The environmental and genetic evidence for the association of hyperlipidemia and hypertension
J Hypertens. 2009 Feb;27(2):251-258. Ruixing Y, Jinzhen W, Weixiong L, Yuming C, Dezhai Y, Shangling P. aDepartment of Cardiology, Institute of Cardiovascular Diseases, the First Affiliated Hospital, Republic of China bDepartment of Molecular Biology, Medical Scientific Research Center, Republic of China cDepartment of Pathophysiology, School of Premedical Sciences, Guangxi Medical University, Nanning, Guangxi, People's Republic of China.
OBJECTIVE: Both hyperlipidemia and hypertension are the risk factors for coronary heart disease. Although studies have shown that there is an association between plasma lipid and blood pressure levels, the association of hyperlipidemia and hypertension is still not well established. The present study was undertaken to compare the differences in several environmental and genetic factors between hyperlipidemia and hypertension in the Guangxi Hei Yi Zhuang population.
METHODS: A total of 1669 participants were surveyed by a stratified randomized cluster sampling. Information on environmental factors was collected with standardized questionnaires. Genotyping of angiotensin-converting enzyme, angiotensinogen, angiotensin receptor 2, apolipoprotein (apo) A-I, apoB, apoE, cholesteryl ester transfer protein, G-protein beta-3 subunit, hepatic lipase, lipoprotein lipase, microsomal triglyceride transfer protein, regulator of G-protein signaling 2, and sterol regulatory element-binding protein-2 was also performed.
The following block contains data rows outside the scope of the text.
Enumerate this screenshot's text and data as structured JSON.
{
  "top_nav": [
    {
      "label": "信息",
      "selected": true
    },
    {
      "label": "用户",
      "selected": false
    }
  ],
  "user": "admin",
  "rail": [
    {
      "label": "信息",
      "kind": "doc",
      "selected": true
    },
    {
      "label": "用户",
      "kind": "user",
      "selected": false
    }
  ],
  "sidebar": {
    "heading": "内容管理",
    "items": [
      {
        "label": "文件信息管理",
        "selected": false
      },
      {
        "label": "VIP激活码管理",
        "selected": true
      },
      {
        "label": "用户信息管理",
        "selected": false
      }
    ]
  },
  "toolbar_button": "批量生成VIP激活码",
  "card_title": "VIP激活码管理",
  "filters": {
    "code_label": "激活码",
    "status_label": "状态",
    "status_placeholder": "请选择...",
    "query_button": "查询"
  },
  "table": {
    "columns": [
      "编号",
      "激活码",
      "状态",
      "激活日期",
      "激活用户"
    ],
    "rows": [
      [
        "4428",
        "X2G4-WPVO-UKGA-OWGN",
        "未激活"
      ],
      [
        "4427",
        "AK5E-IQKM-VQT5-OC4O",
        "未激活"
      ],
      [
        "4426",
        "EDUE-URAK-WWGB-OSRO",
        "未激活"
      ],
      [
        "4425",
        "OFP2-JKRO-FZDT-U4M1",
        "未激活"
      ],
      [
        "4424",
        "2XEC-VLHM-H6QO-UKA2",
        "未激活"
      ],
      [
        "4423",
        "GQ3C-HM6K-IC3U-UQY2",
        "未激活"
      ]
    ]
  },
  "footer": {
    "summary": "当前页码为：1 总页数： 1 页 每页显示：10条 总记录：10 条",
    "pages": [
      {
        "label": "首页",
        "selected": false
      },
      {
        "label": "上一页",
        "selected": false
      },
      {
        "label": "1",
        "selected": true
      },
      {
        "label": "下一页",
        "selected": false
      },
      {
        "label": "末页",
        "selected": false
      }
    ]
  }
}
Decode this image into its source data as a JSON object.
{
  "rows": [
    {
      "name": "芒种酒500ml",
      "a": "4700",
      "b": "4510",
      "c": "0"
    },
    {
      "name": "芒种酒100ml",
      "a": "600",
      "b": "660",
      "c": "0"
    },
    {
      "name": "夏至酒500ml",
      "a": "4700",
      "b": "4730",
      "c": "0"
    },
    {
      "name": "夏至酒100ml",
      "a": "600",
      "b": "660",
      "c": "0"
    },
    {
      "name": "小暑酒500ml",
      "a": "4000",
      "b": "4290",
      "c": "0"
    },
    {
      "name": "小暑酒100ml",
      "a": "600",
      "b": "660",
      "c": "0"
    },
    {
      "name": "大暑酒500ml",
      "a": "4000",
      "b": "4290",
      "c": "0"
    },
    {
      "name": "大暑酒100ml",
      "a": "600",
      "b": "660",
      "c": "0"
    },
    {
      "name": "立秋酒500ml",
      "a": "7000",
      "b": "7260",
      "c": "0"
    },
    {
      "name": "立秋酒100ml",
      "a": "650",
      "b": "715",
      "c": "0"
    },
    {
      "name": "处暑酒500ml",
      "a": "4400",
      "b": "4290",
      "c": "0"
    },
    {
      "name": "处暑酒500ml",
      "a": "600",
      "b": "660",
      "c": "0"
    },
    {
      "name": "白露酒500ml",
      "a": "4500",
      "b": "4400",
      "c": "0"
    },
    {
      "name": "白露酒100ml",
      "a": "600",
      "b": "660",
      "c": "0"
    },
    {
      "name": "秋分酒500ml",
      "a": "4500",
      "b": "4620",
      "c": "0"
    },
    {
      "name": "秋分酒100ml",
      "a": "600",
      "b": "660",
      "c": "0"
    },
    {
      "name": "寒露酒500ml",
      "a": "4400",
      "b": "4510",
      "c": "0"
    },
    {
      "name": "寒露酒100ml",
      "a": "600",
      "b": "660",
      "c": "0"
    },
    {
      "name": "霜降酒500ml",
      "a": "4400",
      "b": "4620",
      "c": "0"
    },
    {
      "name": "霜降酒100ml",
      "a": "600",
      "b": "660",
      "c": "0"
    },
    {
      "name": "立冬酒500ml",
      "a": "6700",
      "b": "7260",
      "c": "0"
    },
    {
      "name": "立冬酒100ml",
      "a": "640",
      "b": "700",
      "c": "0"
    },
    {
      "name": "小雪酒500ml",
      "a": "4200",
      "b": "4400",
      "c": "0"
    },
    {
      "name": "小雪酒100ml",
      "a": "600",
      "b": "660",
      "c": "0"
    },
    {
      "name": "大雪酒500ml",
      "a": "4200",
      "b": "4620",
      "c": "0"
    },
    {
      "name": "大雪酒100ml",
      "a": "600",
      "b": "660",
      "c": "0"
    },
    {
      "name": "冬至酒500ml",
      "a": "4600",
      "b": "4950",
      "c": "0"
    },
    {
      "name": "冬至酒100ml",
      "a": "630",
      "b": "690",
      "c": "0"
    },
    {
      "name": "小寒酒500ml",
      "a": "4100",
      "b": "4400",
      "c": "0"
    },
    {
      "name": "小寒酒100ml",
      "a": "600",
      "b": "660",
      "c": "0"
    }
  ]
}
RESULTS: There were 358 (21.45%) participants with isolated hyperlipidemia, 257 (15.40%) with isolated hypertension, 189 (11.32%) with both conditions, and 865 (51.83%) normals. Hyperlipidemia was positively correlated with age, BMI, alcohol consumption, total energy and total fat intake, apoE, and microsomal triglyceride transfer protein genotypes, and negatively associated with total dietary fiber intake, apoA-I, and lipoprotein lipase genotypes. Hypertension was positively correlated with male sex, age, hyperlipidemia, total energy, total fat, and sodium intake, apoE, angiotensin receptor 2, and microsomal triglyceride transfer protein genotypes, and negatively associated with education level, total dietary fiber intake, angiotensin-converting enzyme, apoA-I, and lipoprotein lipase genotypes.
CONCLUSION: These findings suggest that hyperlipidemia and hypertension have many common risk factors. Hyperlipidemia is associated with hypertension in many aspects.